* [Aim of the task] The whole listing, please: repeat it exactly, with the pictures left out.

* [Provided data]
□ □ □

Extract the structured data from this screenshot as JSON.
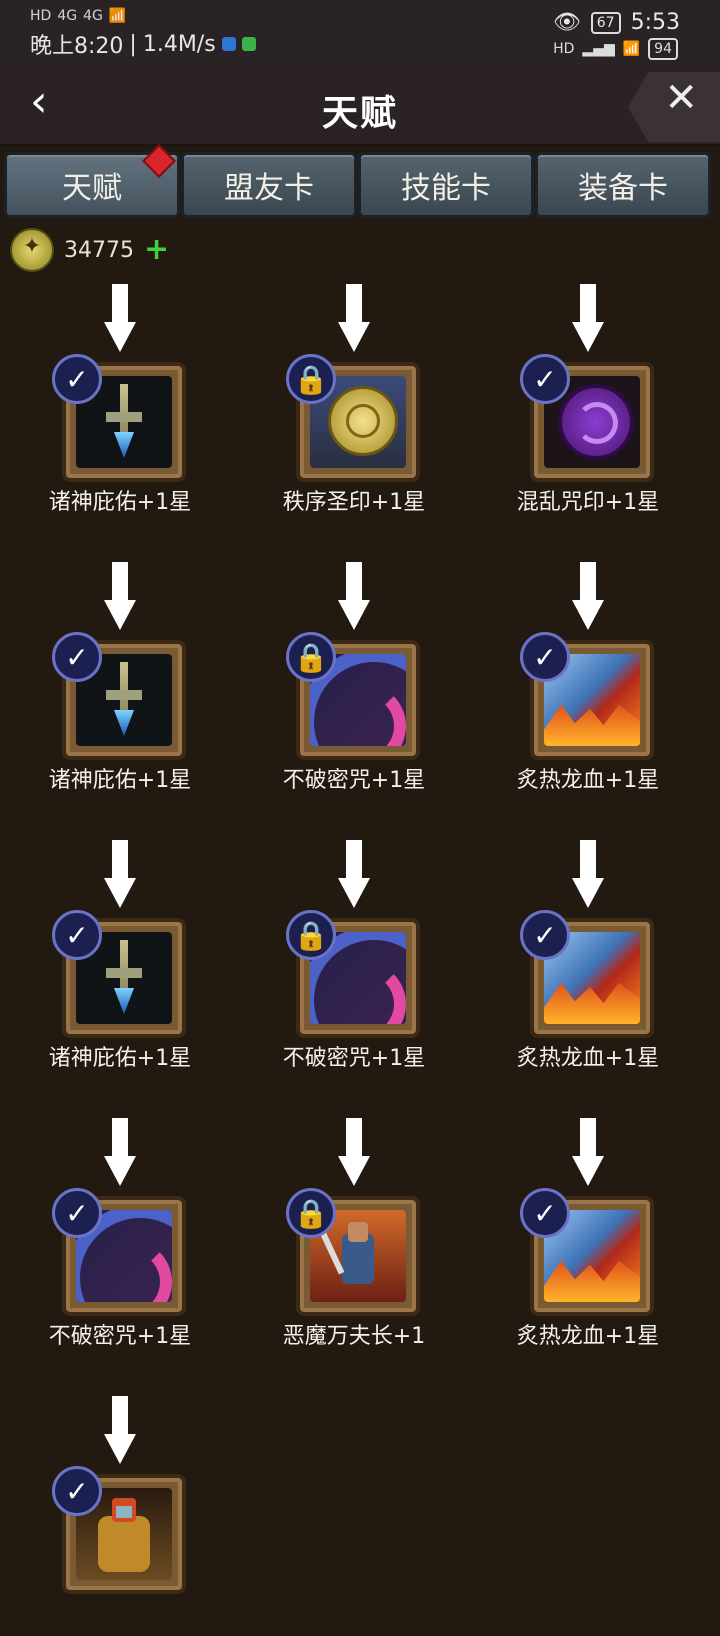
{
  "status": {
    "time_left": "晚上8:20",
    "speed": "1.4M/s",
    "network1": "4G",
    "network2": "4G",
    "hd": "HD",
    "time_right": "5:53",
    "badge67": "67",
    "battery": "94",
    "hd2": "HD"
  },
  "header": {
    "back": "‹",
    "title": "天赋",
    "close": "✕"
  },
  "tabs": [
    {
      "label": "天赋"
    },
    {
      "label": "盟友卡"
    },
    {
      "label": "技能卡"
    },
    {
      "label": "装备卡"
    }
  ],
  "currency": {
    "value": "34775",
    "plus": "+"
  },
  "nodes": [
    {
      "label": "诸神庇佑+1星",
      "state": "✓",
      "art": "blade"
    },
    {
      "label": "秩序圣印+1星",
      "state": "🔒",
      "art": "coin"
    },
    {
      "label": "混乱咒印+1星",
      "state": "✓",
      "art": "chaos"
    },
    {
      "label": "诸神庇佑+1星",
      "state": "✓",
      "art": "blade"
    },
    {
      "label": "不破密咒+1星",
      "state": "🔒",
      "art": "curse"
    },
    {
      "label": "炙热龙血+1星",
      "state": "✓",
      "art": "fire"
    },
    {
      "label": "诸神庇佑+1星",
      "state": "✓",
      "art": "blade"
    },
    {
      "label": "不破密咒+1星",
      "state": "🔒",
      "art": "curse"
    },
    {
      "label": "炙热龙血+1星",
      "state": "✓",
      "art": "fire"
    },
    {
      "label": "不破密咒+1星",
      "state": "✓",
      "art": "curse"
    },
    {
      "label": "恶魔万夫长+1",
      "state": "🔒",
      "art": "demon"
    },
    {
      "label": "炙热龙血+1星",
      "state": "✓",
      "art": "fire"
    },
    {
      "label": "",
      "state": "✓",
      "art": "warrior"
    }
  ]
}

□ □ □

* [Exercise result]
Extract the structured data from this screenshot as JSON.
{
  "status": {
    "time_left": "晚上8:20",
    "speed": "1.4M/s",
    "network1": "4G",
    "network2": "4G",
    "hd": "HD",
    "time_right": "5:53",
    "badge67": "67",
    "battery": "94",
    "hd2": "HD"
  },
  "header": {
    "back": "‹",
    "title": "天赋",
    "close": "✕"
  },
  "tabs": [
    {
      "label": "天赋"
    },
    {
      "label": "盟友卡"
    },
    {
      "label": "技能卡"
    },
    {
      "label": "装备卡"
    }
  ],
  "currency": {
    "value": "34775",
    "plus": "+"
  },
  "nodes": [
    {
      "label": "诸神庇佑+1星",
      "state": "✓",
      "art": "blade"
    },
    {
      "label": "秩序圣印+1星",
      "state": "🔒",
      "art": "coin"
    },
    {
      "label": "混乱咒印+1星",
      "state": "✓",
      "art": "chaos"
    },
    {
      "label": "诸神庇佑+1星",
      "state": "✓",
      "art": "blade"
    },
    {
      "label": "不破密咒+1星",
      "state": "🔒",
      "art": "curse"
    },
    {
      "label": "炙热龙血+1星",
      "state": "✓",
      "art": "fire"
    },
    {
      "label": "诸神庇佑+1星",
      "state": "✓",
      "art": "blade"
    },
    {
      "label": "不破密咒+1星",
      "state": "🔒",
      "art": "curse"
    },
    {
      "label": "炙热龙血+1星",
      "state": "✓",
      "art": "fire"
    },
    {
      "label": "不破密咒+1星",
      "state": "✓",
      "art": "curse"
    },
    {
      "label": "恶魔万夫长+1",
      "state": "🔒",
      "art": "demon"
    },
    {
      "label": "炙热龙血+1星",
      "state": "✓",
      "art": "fire"
    },
    {
      "label": "",
      "state": "✓",
      "art": "warrior"
    }
  ]
}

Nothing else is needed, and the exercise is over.